To add boards or write tests for Fuego, you have to create a number of files and define a number of variables.

Here are some rules and conventions for naming things in Fuego:

Fuego test name [edit section]

Test files [edit section]

Test spec names [edit section]

Test spec names are declared in the spec file for a test. These names should consist of letters, numbers and underscores only. That is, no periods should be used in spec names.

Every test should have at least one spec, called the 'default' spec. If no spec file exists for a test, then Fuego generates a 'default' spec (on-the-fly), which is empty (ie. has no test variables).

Board names [edit section]

Jenkins element names [edit section]

Several of the items in Fuego are represented in the Jenkins interface. The following sections describe the names used for these elements.

Node name [edit section]

Job name [edit section]

Run identifier [edit section]

A Fuego run identifier is used to refer to a "run" of a test - that is a particular invocation of a test and it's resulting output, logs and artifacts. A run identifier should be unique throughout the world, as these are used in servers where data from runs from different hosts are stored.

The parts of a run id are separated by dashes, except that the separator between the host and the board is a colon.

A fully qualified (global) run identifier consist of the following parts:

FIXTHIS - global run ids should include timestamps to make them globally unique for all time

Example: Functional.LTP-quickhit-3-on-timdesk:beaglebone

A shortened run identifier may omit the "on" and "host". This is referred to as a local run id, and is only valid on the host where the run was produced.


timestamp [edit section]

test identifiers [edit section]

Also know as TGUIDs (or test globally unique identifiers), a test identifier refers to a single unit of test operation or result from the test system.

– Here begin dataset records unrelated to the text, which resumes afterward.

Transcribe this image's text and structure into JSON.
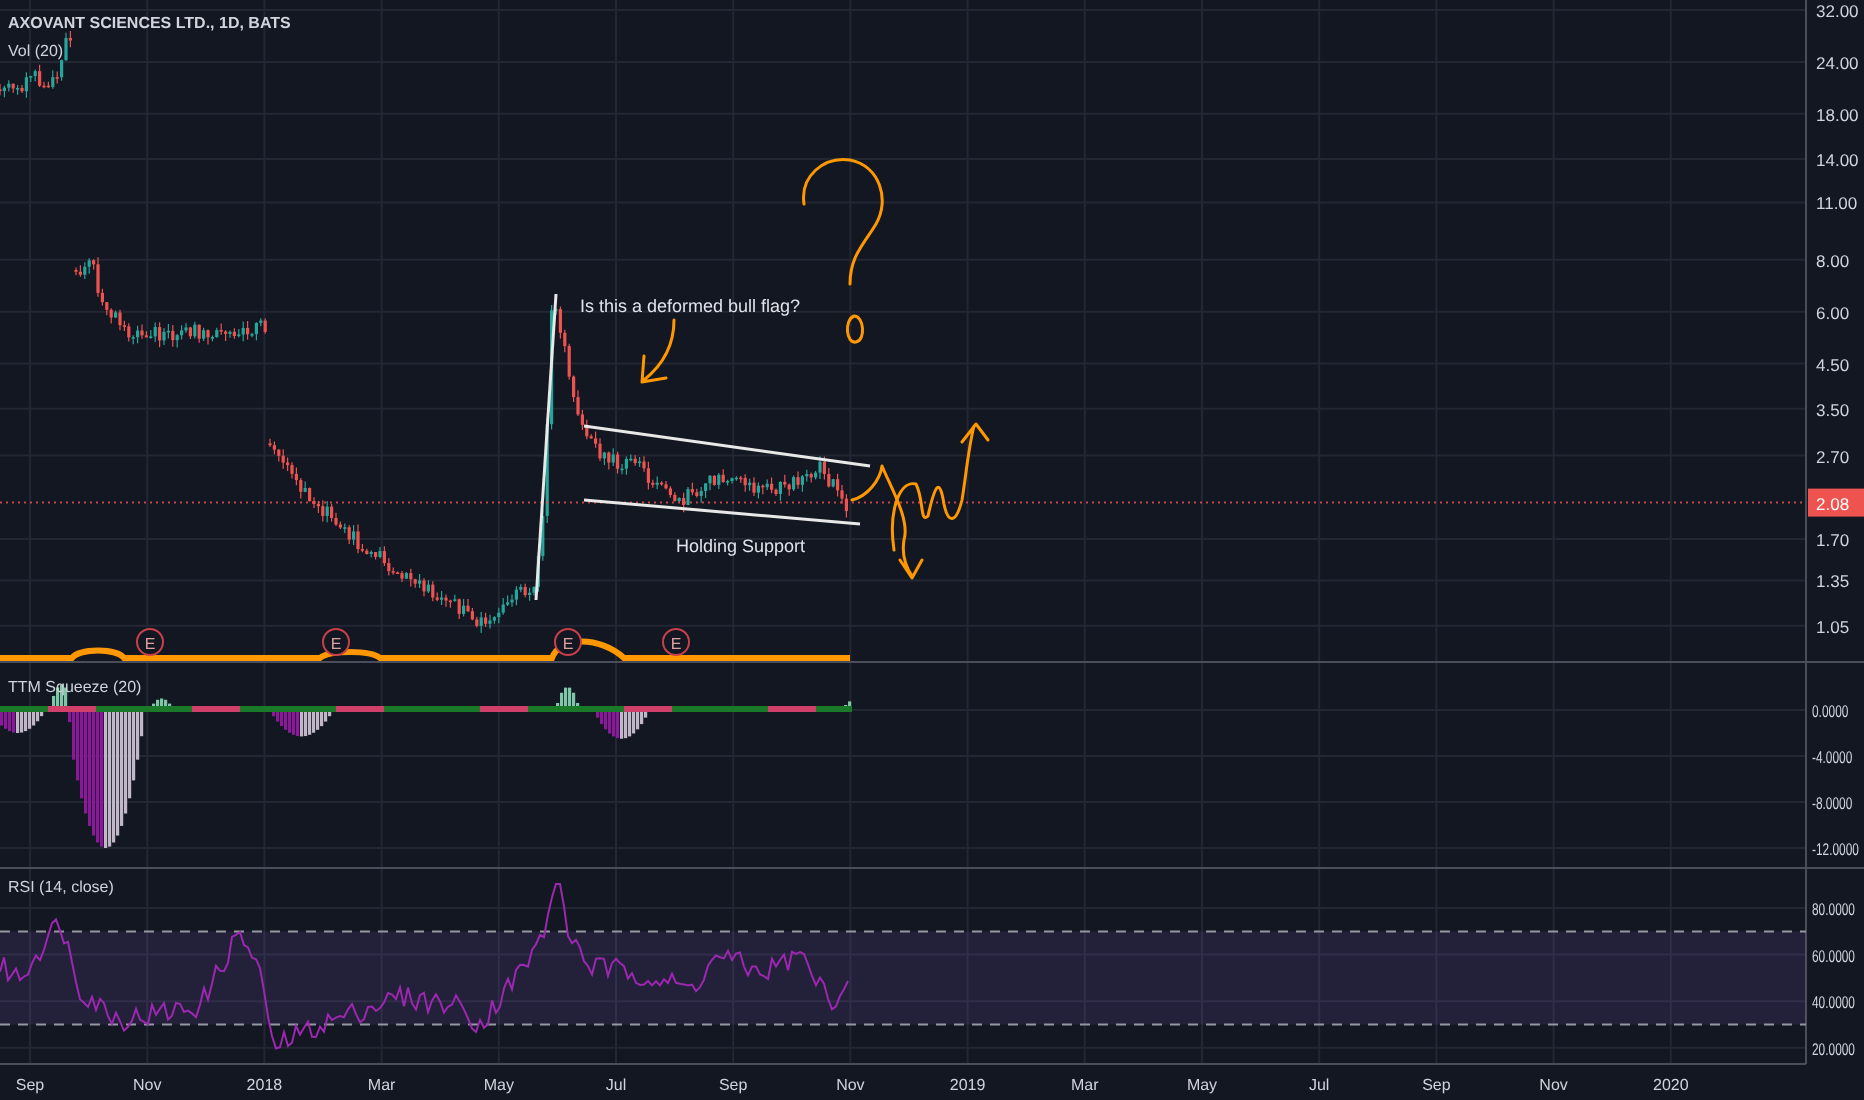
{
  "legend": {
    "symbol": "AXOVANT SCIENCES LTD., 1D, BATS",
    "volume": "Vol (20)"
  },
  "price_axis": {
    "ticks": [
      "32.00",
      "24.00",
      "18.00",
      "14.00",
      "11.00",
      "8.00",
      "6.00",
      "4.50",
      "3.50",
      "2.70",
      "1.70",
      "1.35",
      "1.05"
    ],
    "last_price": "2.08"
  },
  "annotations": [
    "Is this a deformed bull flag?",
    "Holding Support"
  ],
  "earnings_markers": [
    "E",
    "E",
    "E",
    "E"
  ],
  "squeeze_pane": {
    "title": "TTM Squeeze (20)",
    "ticks": [
      "0.0000",
      "-4.0000",
      "-8.0000",
      "-12.0000"
    ]
  },
  "rsi_pane": {
    "title": "RSI (14, close)",
    "ticks": [
      "80.0000",
      "60.0000",
      "40.0000",
      "20.0000"
    ]
  },
  "time_axis": [
    "Sep",
    "Nov",
    "2018",
    "Mar",
    "May",
    "Jul",
    "Sep",
    "Nov",
    "2019",
    "Mar",
    "May",
    "Jul",
    "Sep",
    "Nov",
    "2020"
  ]
}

A test identifier may refer to a testcase or an individual test measure.

They consist of a several parts, some of which may be omitted in some circumstances

The parts are:

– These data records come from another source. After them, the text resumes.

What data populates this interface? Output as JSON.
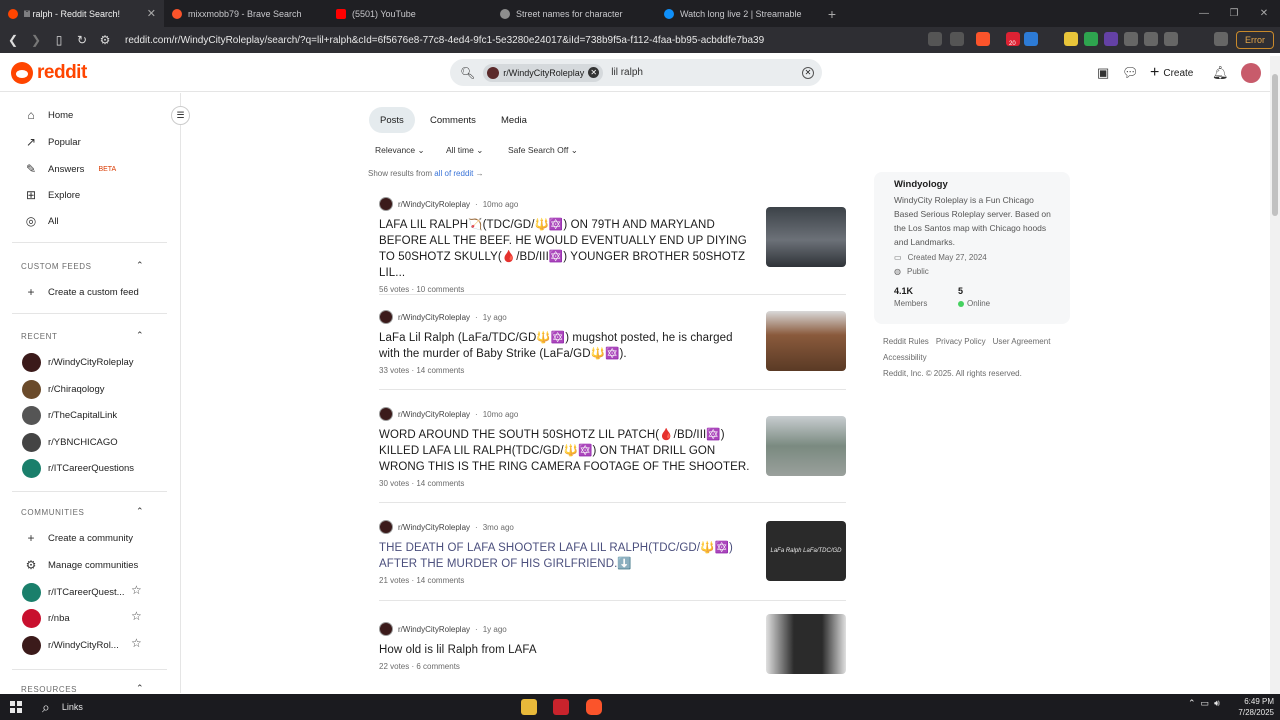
{
  "browser": {
    "tabs": [
      {
        "label": "lil ralph - Reddit Search!",
        "color": "#ff4500",
        "active": true
      },
      {
        "label": "mixxmobb79 - Brave Search",
        "color": "#fb542b"
      },
      {
        "label": "(5501) YouTube",
        "color": "#ff0000"
      },
      {
        "label": "Street names for character",
        "color": "#8e8e8e"
      },
      {
        "label": "Watch long live 2 | Streamable",
        "color": "#0f90fa"
      }
    ],
    "url": "reddit.com/r/WindyCityRoleplay/search/?q=lil+ralph&cId=6f5676e8-77c8-4ed4-9fc1-5e3280e24017&iId=738b9f5a-f112-4faa-bb95-acbddfe7ba39",
    "error_label": "Error",
    "badge_count": "20"
  },
  "header": {
    "logo_text": "reddit",
    "search_chip": "r/WindyCityRoleplay",
    "search_query": "lil ralph",
    "create_label": "Create"
  },
  "sidebar": {
    "nav": [
      {
        "label": "Home",
        "icon": "home-icon",
        "glyph": "⌂"
      },
      {
        "label": "Popular",
        "icon": "popular-icon",
        "glyph": "↗"
      },
      {
        "label": "Answers",
        "icon": "answers-icon",
        "glyph": "✎",
        "badge": "BETA"
      },
      {
        "label": "Explore",
        "icon": "explore-icon",
        "glyph": "⊞"
      },
      {
        "label": "All",
        "icon": "all-icon",
        "glyph": "◎"
      }
    ],
    "custom_feeds_title": "CUSTOM FEEDS",
    "create_feed": "Create a custom feed",
    "recent_title": "RECENT",
    "recent": [
      {
        "label": "r/WindyCityRoleplay",
        "color": "#3b1a1a"
      },
      {
        "label": "r/Chiraqology",
        "color": "#6a4a2a"
      },
      {
        "label": "r/TheCapitalLink",
        "color": "#555555"
      },
      {
        "label": "r/YBNCHICAGO",
        "color": "#444444"
      },
      {
        "label": "r/ITCareerQuestions",
        "color": "#1a7f6b"
      }
    ],
    "communities_title": "COMMUNITIES",
    "create_community": "Create a community",
    "manage_communities": "Manage communities",
    "communities": [
      {
        "label": "r/ITCareerQuest...",
        "color": "#1a7f6b"
      },
      {
        "label": "r/nba",
        "color": "#c8102e"
      },
      {
        "label": "r/WindyCityRol...",
        "color": "#3b1a1a"
      }
    ],
    "resources_title": "RESOURCES"
  },
  "main": {
    "tabs": [
      "Posts",
      "Comments",
      "Media"
    ],
    "filters": [
      "Relevance",
      "All time",
      "Safe Search Off"
    ],
    "show_results_prefix": "Show results from",
    "show_results_link": "all of reddit",
    "posts": [
      {
        "sub": "r/WindyCityRoleplay",
        "age": "10mo ago",
        "title": "LAFA LIL RALPH🏹(TDC/GD/🔱🔯) ON 79TH AND MARYLAND BEFORE ALL THE BEEF. HE WOULD EVENTUALLY END UP DIYING TO 50SHOTZ SKULLY(🩸/BD/III🔯) YOUNGER BROTHER 50SHOTZ LIL...",
        "votes": "56 votes",
        "comments": "10 comments",
        "thumb": "#4a4f55",
        "visited": false
      },
      {
        "sub": "r/WindyCityRoleplay",
        "age": "1y ago",
        "title": "LaFa Lil Ralph (LaFa/TDC/GD🔱🔯) mugshot posted, he is charged with the murder of Baby Strike (LaFa/GD🔱🔯).",
        "votes": "33 votes",
        "comments": "14 comments",
        "thumb": "#6b4a35",
        "visited": false
      },
      {
        "sub": "r/WindyCityRoleplay",
        "age": "10mo ago",
        "title": "WORD AROUND THE SOUTH 50SHOTZ LIL PATCH(🩸/BD/III🔯) KILLED LAFA LIL RALPH(TDC/GD/🔱🔯) ON THAT DRILL GON WRONG THIS IS THE RING CAMERA FOOTAGE OF THE SHOOTER.",
        "votes": "30 votes",
        "comments": "14 comments",
        "thumb": "#7a8a7a",
        "visited": false
      },
      {
        "sub": "r/WindyCityRoleplay",
        "age": "3mo ago",
        "title": "THE DEATH OF LAFA SHOOTER LAFA LIL RALPH(TDC/GD/🔱🔯) AFTER THE MURDER OF HIS GIRLFRIEND.⬇️",
        "votes": "21 votes",
        "comments": "14 comments",
        "thumb": "#2f2f2f",
        "thumb_text": "LaFa Ralph LaFa/TDC/GD",
        "visited": true
      },
      {
        "sub": "r/WindyCityRoleplay",
        "age": "1y ago",
        "title": "How old is lil Ralph from LAFA",
        "votes": "22 votes",
        "comments": "6 comments",
        "thumb": "#d8d8d8",
        "visited": false
      }
    ]
  },
  "community": {
    "name": "Windyology",
    "description": "WindyCity Roleplay is a Fun Chicago Based Serious Roleplay server. Based on the Los Santos map with Chicago hoods and Landmarks.",
    "created": "Created May 27, 2024",
    "visibility": "Public",
    "members_value": "4.1K",
    "members_label": "Members",
    "online_value": "5",
    "online_label": "Online"
  },
  "footer": {
    "links": [
      "Reddit Rules",
      "Privacy Policy",
      "User Agreement"
    ],
    "accessibility": "Accessibility",
    "copyright": "Reddit, Inc. © 2025. All rights reserved."
  },
  "taskbar": {
    "links_label": "Links",
    "time": "6:49 PM",
    "date": "7/28/2025"
  }
}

Legal characters for these parts are letters, numbers, and underscores. Only testset names may include a period ("."), as that is used as the separator between constituent parts of the identifier.

testcase identifiers should be consistent from run-to-run of a test, and should be globally unique.

test identifiers may be in fully-qualified form, or in shortened form - missing some parts. The following rules are used to convert between from shortened forms to fully-qualified forms.

If the testsuite name is missing, then the base name of the test is used.

If the testset name is missing, then the testset name is "default".

A test id may refer to one of two different items:

A fully qualified test identifier consists of a testsuite name, testset name and a testcase name. Shortened names may be used, in which case default values will be used for some parts, as follows:

If a result id has only 1 part, it is the testcase name. The testset name is considered to be "default", and the testsuite name is the base name of the test.

That is, for the fuego test Functional.jpeg, a shortened tguid of "test4", the fully qualified name would be:

If a result id has 2 parts, then the first part is the testset name and the second is the testcase name, and the testsuite name is the base name of the test.

measure id [edit section]

A measure identifier consists of a testsuide id, testset id, testcase id and measure name.

A shortened measure id may not consist of less than 2 parts. If it only has 2 parts, the first part is the testcase id, and the second part is the measure name. In all cases the last part of the name is the measure name, the second-to-last part of the name is the testcase name.

If there are three parts, the first part is the testset name.

Test variable names [edit section]

Test variable names are defined in the board file, and by the user via 'ftc set-var'. Also they are generated from variables declared in spec files. The consist of all upper-case, using only letters and underscores

Some test variable prefixes and suffixes are used in a consistent way.

Dependency check variables [edit section]

The following is the preferred format for variables used in dependency checking code: